The Nov. 18 New Scientist features "leading scientists make their predictions" about the future. (Our own Nick Bostrom is included.) Nov. 30 Hawking made the news with our future in space. My reaction here is similar my published reaction to a recent Wilson Quarterly special issue on the future: why can’t we hear more future specialists? We hear these groups on the future:
- Famous Scientists – Science dominates their future, though they feel qualified to speak on any non-science aspect.
- Public Intellectuals – Possible futures help them illustrate the provocative ideas or trends they are pushing.
- Gadget Salesmen – They’re selling something, and it is going to be huge; get in early now.
- Advocates – They have a cause, they care deeply, and the stakes just could not be higher.
Missing are analysts who actually spend a lot of their time trying to figure out what the future will, or could, be like. The biases this causes should be obvious.

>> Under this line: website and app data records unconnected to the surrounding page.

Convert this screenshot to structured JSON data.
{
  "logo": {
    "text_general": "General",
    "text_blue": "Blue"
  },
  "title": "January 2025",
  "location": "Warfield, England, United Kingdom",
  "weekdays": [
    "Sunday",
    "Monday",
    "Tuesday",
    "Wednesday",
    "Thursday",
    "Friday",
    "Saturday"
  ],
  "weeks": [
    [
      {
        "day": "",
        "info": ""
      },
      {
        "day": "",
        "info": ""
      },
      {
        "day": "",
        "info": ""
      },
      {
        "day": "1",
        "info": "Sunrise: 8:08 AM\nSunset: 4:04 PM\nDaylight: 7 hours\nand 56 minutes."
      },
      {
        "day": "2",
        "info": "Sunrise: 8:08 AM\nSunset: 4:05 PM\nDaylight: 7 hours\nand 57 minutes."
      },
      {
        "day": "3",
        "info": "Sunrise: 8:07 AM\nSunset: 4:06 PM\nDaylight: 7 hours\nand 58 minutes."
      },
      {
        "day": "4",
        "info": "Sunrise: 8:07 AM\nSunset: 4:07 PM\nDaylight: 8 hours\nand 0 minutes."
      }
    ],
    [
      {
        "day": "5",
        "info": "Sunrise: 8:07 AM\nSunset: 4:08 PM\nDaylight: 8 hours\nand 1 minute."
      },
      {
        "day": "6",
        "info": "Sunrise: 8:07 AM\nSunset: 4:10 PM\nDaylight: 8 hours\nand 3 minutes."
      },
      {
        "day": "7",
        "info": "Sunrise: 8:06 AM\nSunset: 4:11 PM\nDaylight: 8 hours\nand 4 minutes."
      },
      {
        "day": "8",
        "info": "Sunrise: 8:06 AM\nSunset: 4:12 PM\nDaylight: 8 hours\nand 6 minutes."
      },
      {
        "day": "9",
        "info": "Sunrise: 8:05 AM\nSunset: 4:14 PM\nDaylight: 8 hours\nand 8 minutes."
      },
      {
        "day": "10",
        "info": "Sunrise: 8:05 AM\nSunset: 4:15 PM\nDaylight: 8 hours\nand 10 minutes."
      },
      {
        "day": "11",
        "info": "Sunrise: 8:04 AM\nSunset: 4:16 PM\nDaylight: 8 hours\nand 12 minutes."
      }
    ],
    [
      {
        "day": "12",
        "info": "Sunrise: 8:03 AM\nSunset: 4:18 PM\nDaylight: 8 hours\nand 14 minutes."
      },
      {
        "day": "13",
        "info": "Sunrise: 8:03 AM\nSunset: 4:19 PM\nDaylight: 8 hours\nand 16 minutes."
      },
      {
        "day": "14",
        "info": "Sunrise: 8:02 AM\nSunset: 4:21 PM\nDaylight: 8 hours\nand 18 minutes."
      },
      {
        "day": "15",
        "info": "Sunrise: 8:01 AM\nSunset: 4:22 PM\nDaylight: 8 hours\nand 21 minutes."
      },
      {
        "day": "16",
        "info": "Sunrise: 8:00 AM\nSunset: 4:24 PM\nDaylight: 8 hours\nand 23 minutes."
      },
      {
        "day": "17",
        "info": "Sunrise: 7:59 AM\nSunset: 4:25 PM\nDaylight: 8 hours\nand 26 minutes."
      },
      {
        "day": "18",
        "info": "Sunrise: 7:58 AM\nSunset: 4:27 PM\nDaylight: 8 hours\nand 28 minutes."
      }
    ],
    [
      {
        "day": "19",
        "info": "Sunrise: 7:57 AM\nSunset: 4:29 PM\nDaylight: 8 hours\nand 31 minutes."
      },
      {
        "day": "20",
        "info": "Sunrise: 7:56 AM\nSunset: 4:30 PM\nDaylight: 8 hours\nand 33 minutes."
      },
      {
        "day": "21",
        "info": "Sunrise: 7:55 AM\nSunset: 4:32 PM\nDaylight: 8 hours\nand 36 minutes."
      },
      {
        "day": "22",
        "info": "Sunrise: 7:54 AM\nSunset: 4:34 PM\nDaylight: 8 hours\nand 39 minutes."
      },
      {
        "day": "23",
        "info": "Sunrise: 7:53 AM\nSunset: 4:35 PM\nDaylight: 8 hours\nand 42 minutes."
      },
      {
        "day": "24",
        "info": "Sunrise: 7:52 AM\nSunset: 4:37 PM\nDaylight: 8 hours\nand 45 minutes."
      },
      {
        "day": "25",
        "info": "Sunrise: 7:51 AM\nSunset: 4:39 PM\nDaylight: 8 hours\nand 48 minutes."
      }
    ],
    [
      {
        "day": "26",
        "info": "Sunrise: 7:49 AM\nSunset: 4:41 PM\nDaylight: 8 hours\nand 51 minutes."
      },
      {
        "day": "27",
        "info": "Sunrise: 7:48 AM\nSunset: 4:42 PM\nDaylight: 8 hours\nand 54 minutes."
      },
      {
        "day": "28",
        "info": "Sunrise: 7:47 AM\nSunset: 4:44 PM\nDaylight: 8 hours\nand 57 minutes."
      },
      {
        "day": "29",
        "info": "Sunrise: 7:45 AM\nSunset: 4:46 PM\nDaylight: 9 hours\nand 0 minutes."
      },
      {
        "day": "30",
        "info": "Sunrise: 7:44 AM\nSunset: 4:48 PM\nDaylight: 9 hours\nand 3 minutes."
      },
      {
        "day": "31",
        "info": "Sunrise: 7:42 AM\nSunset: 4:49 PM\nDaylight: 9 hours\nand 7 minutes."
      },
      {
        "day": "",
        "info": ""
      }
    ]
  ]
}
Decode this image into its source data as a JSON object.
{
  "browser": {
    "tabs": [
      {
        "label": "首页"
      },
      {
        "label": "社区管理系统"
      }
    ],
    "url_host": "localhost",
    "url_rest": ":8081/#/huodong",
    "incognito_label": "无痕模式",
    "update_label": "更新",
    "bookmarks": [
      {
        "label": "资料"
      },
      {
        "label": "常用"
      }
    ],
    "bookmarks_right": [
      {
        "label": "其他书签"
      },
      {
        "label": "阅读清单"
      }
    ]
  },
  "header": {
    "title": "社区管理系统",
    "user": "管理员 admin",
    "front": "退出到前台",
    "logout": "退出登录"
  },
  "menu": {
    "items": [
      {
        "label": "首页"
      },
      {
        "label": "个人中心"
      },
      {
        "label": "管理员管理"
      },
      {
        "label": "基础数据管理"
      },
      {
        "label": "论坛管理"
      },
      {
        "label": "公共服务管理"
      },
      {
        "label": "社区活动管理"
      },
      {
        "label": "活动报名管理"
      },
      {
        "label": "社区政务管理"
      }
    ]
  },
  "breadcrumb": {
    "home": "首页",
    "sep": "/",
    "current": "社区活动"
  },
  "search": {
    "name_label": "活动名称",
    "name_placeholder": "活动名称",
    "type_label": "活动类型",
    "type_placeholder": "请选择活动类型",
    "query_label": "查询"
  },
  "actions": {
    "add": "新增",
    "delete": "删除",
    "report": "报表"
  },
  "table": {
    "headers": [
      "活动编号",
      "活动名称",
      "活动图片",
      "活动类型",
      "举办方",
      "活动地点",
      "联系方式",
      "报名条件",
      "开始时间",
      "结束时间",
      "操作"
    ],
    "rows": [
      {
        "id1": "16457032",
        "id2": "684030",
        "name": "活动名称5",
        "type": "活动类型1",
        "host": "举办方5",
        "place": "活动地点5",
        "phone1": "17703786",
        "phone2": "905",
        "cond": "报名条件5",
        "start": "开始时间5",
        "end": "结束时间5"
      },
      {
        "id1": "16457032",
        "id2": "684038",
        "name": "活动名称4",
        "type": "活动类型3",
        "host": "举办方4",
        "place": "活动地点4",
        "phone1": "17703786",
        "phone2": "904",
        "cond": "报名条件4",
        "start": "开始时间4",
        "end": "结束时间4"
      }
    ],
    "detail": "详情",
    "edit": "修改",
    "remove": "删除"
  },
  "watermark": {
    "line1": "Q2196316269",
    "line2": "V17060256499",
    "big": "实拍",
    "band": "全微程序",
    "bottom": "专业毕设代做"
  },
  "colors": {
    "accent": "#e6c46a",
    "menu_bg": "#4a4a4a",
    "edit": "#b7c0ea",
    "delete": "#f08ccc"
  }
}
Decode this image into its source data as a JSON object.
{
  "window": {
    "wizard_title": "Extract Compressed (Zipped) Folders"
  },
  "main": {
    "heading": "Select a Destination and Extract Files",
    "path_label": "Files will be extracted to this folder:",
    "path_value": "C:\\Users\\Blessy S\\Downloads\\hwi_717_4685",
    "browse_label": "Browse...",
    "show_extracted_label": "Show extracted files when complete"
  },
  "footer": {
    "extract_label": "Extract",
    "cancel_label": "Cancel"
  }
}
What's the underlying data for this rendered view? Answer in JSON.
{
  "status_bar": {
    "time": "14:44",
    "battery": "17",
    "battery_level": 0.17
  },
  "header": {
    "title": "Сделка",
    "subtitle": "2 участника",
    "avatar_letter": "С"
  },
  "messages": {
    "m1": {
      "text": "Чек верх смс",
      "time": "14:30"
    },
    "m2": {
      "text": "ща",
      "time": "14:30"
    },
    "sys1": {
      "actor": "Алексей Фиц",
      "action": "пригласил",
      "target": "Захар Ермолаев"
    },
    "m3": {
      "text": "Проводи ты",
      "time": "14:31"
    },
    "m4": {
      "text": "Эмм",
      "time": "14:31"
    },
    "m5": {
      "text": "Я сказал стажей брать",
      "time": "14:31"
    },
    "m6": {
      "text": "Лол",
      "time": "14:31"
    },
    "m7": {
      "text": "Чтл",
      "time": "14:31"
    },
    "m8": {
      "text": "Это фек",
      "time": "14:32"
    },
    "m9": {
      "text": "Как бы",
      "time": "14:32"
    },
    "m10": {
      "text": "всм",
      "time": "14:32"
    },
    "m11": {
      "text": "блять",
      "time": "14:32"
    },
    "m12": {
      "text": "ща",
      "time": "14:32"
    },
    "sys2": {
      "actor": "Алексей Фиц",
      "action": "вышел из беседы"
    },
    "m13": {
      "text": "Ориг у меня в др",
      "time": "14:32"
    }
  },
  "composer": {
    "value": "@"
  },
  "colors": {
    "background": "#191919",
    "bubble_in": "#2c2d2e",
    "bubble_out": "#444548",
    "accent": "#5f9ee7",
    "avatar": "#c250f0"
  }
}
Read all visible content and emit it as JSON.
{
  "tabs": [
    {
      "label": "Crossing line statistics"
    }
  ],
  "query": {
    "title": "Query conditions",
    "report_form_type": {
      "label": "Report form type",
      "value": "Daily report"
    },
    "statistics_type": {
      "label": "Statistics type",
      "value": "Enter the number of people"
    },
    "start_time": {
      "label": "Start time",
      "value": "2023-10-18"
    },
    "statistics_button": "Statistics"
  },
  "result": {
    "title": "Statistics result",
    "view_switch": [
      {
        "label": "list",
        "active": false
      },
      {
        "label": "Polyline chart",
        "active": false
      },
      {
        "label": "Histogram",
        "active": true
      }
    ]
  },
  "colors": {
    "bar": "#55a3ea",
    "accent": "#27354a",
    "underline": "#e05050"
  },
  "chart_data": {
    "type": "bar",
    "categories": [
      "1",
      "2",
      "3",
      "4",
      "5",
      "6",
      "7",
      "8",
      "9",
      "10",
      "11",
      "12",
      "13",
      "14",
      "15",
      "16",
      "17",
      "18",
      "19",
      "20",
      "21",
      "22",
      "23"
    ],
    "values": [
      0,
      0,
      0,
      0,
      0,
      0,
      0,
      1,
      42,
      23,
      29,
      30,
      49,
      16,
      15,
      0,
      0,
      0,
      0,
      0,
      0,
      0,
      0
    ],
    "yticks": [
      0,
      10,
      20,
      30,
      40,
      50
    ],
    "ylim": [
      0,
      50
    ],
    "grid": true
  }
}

Some say the reason is that one cannot be disciplined about the future; data comes too late. But this seems just wrong to me; I’ve seen lots of disciplined work on the future. Perhaps instead most people just don’t care much about the future itself; they mainly like the future as a dramatic backdrop for admiring impressive people and cool gadgets, or for taking sides in current ideological battles. Alas.